To reduce your risk of skin cancer, try these important tips:

  • Wear sunscreen daily, even when you won’t spend time outside, because even indirect sunlight can cause sun damage. For optimal protection, follow these guidelines:
    • Use SPF 30 or higher.
    • Use “broad-spectrum” or “UVA & UVB” blocking sunscreen. If a sunscreen doesn’t feature one of these terms, it may only protect you against some types of sun damage.
    • Reapply your sunscreen every two hours or more frequently if you’re sweating or swimming.
    • Apply your sunscreen 15 minutes before you go outside because it needs time to start working at its peak.
  • Wear sunglasses to protect the delicate skin around your eyes from sun damage. Look for sunglasses that block 99% of UV rays.
  • If you’re planning to spend a lot of time outside, wear a wide-brimmed hat to protect your facial skin. It’s also best to wear long-sleeved and long-legged clothing with a tight weave to block the sun, but look for lightweight fabrics so you stay comfortable. Some items of clothing are even made to be especially protective of the sun, and these will list a UPF rating, which is similar to the SPF ratings you see on sunscreen.
  • Ideally, avoid spending time in the sun between 10am and 4pm.
  • Visit a dermatologist or dermatological physician assistant every year for a skin cancer screening. This should be routine for everyone in your family, from kids through senior citizens. While this won’t prevent you from getting skin cancer, it will allow you to get a faster diagnosis and a greater chance for successful treatment if you do get cancer. Through August 2018, you can even get a discount on select sunscreens when you get your skin cancer screening at Dermatology Associates of Atlanta. Check out our skin care special offers for more details.
  • Never use a tanning bed. These are believed to be a major culprit behind the increasing melanoma rates for young people.
  • Perform monthly self-exams at home, reviewing your skin for any changes. Take a close look at any moles you have and check whether they’ve grown or changed. If you have kids, you should do these exams at home each month.

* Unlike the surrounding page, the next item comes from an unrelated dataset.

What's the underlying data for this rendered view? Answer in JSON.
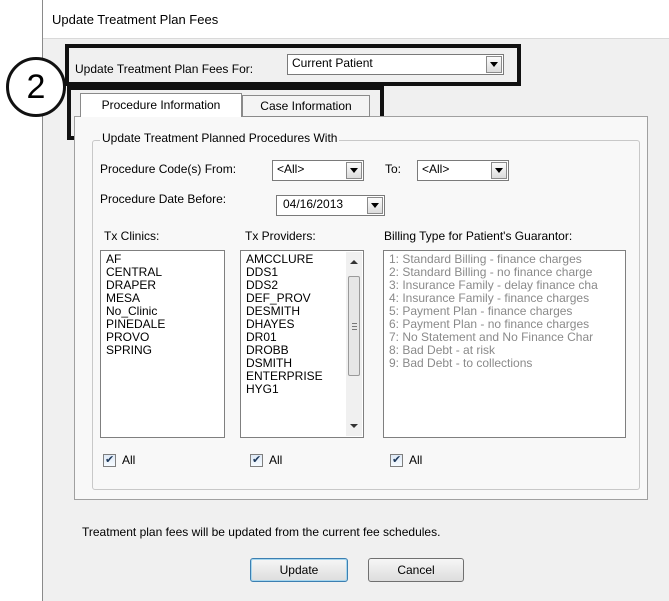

The recent statistics about skin cancer are scary to think about, but the good news is that you can do something about it. Half of the battle is knowing that you’re at risk in the first place, and the other half is following the prevention tips above to keep that risk to a minimum. If you’re ready to take a step toward protecting your health, schedule a skin cancer screening at Dermatology Associates of Atlanta. For more helpful skin care tips, follow us on Facebook, Instagram, Twitter, and Google+.